Page and application data records –
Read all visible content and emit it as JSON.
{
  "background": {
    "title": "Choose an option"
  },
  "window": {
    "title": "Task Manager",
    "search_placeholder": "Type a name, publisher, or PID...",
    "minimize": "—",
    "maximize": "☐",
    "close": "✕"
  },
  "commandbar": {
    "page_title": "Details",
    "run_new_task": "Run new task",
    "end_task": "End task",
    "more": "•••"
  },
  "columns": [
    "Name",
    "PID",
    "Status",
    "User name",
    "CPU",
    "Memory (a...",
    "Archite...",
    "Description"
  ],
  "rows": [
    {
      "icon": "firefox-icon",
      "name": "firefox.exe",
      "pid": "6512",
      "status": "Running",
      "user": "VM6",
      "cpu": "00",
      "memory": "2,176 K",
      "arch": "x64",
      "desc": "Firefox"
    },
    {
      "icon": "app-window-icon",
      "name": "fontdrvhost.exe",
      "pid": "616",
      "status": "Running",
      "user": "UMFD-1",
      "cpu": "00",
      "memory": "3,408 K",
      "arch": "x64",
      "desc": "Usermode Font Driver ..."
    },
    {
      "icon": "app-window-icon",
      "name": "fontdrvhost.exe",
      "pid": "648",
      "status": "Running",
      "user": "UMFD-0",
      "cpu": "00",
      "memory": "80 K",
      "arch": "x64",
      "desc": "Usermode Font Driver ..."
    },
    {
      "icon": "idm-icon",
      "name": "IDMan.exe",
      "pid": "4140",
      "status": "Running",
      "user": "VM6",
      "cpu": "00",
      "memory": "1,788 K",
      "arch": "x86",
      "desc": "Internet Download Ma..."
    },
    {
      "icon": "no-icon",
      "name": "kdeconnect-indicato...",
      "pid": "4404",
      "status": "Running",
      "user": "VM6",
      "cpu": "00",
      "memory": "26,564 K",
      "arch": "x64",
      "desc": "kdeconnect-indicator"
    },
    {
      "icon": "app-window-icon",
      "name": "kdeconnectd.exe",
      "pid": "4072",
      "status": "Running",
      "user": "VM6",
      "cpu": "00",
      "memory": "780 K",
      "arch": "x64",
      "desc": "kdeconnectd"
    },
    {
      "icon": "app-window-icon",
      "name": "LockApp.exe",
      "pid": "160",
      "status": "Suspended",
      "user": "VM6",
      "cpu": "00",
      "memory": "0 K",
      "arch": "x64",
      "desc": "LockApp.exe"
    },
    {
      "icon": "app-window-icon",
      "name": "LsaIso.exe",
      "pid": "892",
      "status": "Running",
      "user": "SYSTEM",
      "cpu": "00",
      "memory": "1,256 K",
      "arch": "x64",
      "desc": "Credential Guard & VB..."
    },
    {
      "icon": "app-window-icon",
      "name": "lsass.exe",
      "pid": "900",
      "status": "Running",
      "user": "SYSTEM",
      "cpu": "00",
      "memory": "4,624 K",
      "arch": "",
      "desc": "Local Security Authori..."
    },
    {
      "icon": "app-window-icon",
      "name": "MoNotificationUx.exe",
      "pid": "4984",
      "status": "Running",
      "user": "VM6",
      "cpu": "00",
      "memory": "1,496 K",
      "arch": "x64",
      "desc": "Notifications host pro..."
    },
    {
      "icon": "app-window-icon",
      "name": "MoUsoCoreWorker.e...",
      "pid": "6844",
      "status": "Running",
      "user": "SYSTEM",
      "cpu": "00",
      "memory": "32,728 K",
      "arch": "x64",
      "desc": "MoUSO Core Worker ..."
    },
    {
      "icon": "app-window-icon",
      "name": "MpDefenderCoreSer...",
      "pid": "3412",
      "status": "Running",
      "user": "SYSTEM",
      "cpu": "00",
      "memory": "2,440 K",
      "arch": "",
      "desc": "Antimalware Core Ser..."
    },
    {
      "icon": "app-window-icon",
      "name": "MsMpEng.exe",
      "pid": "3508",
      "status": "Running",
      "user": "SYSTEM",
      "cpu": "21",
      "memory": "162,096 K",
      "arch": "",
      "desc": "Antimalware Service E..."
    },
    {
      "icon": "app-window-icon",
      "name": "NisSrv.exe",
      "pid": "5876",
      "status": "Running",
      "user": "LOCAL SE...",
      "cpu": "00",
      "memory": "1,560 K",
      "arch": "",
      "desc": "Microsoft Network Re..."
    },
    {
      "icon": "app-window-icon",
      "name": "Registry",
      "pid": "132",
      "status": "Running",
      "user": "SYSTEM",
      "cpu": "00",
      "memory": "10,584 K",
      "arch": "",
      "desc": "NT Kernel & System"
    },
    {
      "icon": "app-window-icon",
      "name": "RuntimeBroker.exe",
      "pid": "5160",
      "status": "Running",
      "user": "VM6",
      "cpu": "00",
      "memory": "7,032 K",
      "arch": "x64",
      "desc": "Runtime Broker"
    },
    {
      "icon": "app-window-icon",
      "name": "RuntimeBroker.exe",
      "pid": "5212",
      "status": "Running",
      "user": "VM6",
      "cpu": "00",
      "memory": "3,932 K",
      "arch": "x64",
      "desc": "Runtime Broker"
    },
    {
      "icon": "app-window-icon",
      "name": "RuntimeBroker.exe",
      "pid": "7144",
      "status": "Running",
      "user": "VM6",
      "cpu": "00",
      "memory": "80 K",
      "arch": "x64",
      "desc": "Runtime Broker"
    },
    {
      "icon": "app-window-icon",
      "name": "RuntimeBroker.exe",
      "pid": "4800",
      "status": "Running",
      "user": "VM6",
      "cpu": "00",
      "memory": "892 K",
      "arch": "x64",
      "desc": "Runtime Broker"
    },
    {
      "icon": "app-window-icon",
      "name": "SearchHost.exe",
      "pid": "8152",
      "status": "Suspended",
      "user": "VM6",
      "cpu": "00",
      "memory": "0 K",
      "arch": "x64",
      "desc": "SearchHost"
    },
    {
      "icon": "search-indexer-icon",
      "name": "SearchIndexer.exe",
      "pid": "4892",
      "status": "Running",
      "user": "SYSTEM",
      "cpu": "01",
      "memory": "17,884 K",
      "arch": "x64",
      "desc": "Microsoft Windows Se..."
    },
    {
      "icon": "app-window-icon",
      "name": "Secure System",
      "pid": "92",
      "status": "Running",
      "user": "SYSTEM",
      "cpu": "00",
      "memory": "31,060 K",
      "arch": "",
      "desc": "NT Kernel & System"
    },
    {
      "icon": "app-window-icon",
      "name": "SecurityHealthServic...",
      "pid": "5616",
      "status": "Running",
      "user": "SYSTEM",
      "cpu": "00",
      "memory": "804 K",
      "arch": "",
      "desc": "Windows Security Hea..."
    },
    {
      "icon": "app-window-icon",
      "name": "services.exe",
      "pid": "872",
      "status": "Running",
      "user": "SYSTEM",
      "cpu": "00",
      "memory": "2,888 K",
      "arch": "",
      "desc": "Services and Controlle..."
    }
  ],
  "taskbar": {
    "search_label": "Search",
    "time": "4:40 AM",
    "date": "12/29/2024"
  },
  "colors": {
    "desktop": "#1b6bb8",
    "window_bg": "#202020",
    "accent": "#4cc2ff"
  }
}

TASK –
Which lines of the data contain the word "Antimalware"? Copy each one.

OUTPUT –
      "desc": "Antimalware Core Ser..."
      "desc": "Antimalware Service E..."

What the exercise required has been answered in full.